And finally, to round it all off, the guy from the laundry brought back two big bags of nice, clean, dry, folded towels and bedclothes, and that was when I discovered that the price he'd quoted me wasn't per-bag but for the whole lot, so it only cost me half of what I was expecting! The amount of pain and hassle it saved me is phenomenal, so I expect I will be using that service a lot more in the future.

More days like this, please.

Thursday, November 06, 2008

Back home and having trouble getting started again

knitting and beach
Originally uploaded by girl_of_bats
I've been home for a while now. The week of holiday was very badly needed. I saw friends and went places and had some time off from the usual daily grind. Pip insisted that I did no housework of any kind - he even made my breakfast toast - and although it was sometimes confusing in the mornings trying to cope with the noise of kids TV and sort-of-talking Boy and attempting to figure out the plan for the day ahead, it was definitely a good break.

This picture of knitting at the beach is for Carie as per the comments on my last post. To Mandy, I can only apologise for the lack of pretty shells - walking on sand for more than a couple of metres is pretty well beyond my capabilities and as you can see, the tide was right out. In my defence, I did bring home Tacky Seaside Fudge for the knitting group. I looked for sticks of rock but it's not in season.

This picture was taken shortly after the following conversation with the Boy, who had been being Very Good for the whole morning getting-up getting-dressed having-breakfast routine:
"You're being a very good boy! What do you want to do today?"
"Eat crispies."
"No, we only just had breakfast, so no crisps. Do you want to stay in, or go out?"
"Stay in."
"Okay... so what would you like to do while we stay in? We could play with your trains, or do your jigsaw..."
"Stay in, eat crispies."
"No, we're not having crisps now. On that understanding, do you want to stay in, or go out?"
"Go out."
"Okay, where shall we go? Shall we go to the park, or to Adventure Island...?"
"Go out, eat crispies."

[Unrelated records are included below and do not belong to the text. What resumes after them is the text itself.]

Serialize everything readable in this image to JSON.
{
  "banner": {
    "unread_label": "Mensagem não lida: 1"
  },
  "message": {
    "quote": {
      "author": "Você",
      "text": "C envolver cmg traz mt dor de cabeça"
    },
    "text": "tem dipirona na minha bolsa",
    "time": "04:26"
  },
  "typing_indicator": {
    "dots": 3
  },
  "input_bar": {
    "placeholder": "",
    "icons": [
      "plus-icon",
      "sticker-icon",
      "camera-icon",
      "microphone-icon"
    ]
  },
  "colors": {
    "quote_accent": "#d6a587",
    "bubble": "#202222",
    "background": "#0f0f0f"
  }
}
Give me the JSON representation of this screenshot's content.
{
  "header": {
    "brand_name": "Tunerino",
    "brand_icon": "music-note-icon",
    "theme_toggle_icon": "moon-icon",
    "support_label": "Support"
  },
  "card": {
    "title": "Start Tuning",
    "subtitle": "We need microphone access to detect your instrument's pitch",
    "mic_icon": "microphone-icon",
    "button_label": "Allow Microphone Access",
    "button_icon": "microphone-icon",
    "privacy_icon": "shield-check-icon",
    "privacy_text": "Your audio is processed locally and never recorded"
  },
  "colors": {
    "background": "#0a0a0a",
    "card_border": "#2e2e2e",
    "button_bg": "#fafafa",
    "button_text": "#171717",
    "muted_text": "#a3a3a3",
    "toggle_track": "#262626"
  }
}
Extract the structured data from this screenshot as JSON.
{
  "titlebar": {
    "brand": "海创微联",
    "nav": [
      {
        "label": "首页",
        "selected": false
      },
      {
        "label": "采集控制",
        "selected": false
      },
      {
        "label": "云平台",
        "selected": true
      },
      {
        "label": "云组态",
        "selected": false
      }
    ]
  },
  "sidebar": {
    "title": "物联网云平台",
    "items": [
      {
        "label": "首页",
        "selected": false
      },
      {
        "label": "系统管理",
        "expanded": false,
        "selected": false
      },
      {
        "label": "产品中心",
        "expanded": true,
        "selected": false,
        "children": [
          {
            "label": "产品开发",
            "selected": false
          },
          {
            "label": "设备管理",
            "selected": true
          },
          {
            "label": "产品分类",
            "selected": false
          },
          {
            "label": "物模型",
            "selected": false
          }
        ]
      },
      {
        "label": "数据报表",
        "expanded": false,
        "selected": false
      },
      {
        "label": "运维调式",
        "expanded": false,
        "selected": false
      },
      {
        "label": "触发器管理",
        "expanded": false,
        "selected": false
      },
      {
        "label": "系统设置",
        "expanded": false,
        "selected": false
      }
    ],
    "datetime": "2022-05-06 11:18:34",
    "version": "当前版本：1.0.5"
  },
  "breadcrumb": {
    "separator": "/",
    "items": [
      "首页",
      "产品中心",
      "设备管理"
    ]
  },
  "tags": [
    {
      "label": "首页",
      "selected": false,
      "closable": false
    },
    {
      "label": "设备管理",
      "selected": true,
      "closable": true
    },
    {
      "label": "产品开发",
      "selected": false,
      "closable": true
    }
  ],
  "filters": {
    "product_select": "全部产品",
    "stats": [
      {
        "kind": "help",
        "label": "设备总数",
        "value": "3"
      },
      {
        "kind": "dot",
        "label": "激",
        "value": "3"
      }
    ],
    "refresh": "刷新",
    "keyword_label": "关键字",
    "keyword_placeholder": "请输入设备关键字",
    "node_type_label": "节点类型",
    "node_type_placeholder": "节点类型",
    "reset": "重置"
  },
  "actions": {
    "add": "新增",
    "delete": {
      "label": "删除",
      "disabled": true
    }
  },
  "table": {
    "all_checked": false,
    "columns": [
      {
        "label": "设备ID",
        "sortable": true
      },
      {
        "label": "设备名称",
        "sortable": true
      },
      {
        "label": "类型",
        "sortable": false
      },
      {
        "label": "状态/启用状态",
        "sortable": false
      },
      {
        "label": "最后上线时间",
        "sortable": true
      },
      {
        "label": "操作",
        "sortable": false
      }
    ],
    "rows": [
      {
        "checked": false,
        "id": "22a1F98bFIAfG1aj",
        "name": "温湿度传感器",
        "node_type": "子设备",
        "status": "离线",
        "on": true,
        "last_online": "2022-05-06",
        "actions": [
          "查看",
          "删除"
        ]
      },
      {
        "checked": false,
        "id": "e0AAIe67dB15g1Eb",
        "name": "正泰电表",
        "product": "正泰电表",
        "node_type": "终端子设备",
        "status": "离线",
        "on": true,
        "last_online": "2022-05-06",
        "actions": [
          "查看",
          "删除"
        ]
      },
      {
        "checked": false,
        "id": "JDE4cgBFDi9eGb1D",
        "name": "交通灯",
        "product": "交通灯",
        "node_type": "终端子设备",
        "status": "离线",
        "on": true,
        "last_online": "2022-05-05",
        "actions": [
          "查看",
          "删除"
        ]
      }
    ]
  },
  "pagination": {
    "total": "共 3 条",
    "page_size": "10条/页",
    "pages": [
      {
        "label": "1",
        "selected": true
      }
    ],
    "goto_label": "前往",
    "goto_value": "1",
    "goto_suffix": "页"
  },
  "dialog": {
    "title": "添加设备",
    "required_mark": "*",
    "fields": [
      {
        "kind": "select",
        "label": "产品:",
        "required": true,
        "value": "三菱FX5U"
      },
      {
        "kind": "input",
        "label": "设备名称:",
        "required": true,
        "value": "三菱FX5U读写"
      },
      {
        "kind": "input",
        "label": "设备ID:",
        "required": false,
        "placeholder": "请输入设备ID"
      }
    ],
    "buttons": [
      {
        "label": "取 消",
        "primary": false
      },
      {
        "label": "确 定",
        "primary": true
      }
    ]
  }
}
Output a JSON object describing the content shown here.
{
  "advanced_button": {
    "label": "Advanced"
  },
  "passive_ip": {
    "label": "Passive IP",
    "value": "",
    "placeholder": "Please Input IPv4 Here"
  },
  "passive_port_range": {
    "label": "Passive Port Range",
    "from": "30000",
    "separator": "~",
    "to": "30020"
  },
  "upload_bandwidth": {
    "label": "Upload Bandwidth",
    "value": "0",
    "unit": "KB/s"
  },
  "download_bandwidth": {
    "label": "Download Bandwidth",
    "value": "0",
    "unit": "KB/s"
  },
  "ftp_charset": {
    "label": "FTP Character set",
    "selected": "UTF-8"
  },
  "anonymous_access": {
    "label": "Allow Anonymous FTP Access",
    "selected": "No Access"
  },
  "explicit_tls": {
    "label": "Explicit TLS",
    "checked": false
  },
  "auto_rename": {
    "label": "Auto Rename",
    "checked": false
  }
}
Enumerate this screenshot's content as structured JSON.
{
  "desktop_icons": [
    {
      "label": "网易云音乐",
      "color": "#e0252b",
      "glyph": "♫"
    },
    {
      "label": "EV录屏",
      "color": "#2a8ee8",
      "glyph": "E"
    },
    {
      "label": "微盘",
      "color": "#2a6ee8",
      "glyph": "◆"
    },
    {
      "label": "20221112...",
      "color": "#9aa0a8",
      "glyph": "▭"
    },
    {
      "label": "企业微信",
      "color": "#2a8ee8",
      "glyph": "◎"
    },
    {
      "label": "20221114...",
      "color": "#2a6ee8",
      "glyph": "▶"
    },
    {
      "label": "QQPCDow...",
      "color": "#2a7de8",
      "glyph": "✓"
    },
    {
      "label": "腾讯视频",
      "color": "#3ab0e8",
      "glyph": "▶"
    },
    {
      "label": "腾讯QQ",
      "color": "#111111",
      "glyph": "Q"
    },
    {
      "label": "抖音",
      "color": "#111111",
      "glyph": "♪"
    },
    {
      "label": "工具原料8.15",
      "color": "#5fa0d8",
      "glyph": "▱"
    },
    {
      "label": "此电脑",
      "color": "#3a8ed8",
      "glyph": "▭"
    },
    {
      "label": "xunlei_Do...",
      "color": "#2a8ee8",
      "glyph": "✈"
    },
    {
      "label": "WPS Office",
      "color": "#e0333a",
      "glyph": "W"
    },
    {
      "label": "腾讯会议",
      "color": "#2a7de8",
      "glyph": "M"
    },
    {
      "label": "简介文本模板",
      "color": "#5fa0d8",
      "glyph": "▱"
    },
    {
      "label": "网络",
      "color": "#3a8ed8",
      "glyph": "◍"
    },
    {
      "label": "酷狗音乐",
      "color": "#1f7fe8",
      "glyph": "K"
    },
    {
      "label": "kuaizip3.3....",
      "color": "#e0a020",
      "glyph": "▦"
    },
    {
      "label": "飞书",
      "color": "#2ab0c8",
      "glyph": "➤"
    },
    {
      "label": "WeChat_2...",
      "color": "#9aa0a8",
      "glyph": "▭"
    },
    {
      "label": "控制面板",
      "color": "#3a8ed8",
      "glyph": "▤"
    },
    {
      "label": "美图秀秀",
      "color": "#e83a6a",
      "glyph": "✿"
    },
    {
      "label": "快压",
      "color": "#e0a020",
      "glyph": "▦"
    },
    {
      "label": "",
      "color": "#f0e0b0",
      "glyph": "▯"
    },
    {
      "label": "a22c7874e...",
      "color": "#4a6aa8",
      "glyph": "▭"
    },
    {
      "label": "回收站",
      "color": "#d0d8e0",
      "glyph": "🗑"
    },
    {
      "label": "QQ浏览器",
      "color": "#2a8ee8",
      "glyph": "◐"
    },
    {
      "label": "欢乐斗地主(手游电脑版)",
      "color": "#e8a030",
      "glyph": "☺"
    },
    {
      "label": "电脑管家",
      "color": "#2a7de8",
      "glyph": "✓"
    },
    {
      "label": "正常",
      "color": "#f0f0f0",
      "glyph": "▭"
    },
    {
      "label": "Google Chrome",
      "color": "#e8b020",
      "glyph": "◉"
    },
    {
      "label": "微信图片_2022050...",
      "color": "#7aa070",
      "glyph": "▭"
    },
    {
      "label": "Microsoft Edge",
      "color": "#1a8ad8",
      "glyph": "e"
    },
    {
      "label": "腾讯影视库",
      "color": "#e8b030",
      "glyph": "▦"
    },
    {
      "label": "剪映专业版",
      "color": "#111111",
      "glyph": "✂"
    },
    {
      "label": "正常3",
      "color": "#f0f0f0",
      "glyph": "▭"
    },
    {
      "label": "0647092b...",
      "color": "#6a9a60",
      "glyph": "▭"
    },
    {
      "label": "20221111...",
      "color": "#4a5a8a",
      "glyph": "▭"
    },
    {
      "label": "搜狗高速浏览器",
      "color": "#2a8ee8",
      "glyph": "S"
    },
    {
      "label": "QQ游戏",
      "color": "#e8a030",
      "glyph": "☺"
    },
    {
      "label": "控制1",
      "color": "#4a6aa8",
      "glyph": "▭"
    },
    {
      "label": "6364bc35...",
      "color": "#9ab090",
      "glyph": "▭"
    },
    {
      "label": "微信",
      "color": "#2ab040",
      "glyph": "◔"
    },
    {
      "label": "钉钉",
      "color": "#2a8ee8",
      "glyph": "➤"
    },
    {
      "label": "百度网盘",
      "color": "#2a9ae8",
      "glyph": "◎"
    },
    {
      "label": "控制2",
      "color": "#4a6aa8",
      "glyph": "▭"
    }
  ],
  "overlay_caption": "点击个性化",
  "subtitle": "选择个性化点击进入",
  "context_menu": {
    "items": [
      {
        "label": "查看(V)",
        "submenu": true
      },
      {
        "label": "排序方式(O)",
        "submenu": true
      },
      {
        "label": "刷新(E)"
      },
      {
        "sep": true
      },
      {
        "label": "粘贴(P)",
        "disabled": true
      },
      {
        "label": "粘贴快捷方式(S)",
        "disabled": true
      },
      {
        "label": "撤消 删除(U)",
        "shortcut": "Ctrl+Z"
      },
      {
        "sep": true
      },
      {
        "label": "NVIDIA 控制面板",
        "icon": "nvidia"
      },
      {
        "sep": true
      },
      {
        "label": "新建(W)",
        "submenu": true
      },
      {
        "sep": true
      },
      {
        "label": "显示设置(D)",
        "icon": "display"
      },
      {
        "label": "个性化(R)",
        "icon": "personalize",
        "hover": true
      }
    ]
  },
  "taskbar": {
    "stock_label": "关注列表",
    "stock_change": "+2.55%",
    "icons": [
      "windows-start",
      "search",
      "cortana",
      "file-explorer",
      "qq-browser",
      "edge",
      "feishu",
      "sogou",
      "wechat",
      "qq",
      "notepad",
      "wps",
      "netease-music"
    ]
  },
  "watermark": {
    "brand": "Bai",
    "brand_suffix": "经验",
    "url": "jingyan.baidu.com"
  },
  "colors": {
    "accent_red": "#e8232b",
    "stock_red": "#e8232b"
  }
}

Unfortunately I came home to discover Steve had been having one of "those" weeks, which meant that the third of a loaf of bread that had been in the cupboard when I left, was still there and enthusiastically waving at me when I got back. Likewise the washing up, the bin, and the bathroom. On the sort-of-plus side, the washing up hadn't really been added to in any significant way as in my absence Steve hadn't been eating properly. While it's true that in some ways that's better than getting back to a house with an extra week's dirty dishes piled up, I'm still having trouble seeing it as an altogether good thing.

Hopefully I'll know better than to go off on holiday again. If I do, I will endeavour to remember (and regular readers should feel free to remind me) that I need to take a couple of extra days off beforehand to make sure the house is in a fit state to leave. I'm not exactly houseproud, the only things I want to be able to eat off are plates and the only things I need to see my face in is the mirror. But there's a dividing line between "liveable mess" and "biohazard" and while I can live with grubby rather than gleaming white surfaces, it's gone too far when they start to turn green.

I've got a lot of it sorted out, but for the time being, and what with the additional demands of work (the volume of orders is steadily increasing, Christmas I think) and the setbacks caused by the colder weather (snow is lovely but causes a sharp increase in my joint pain and a reduction in my endurance) I still feel like I'm playing catch-up and like I may never get on top of everything.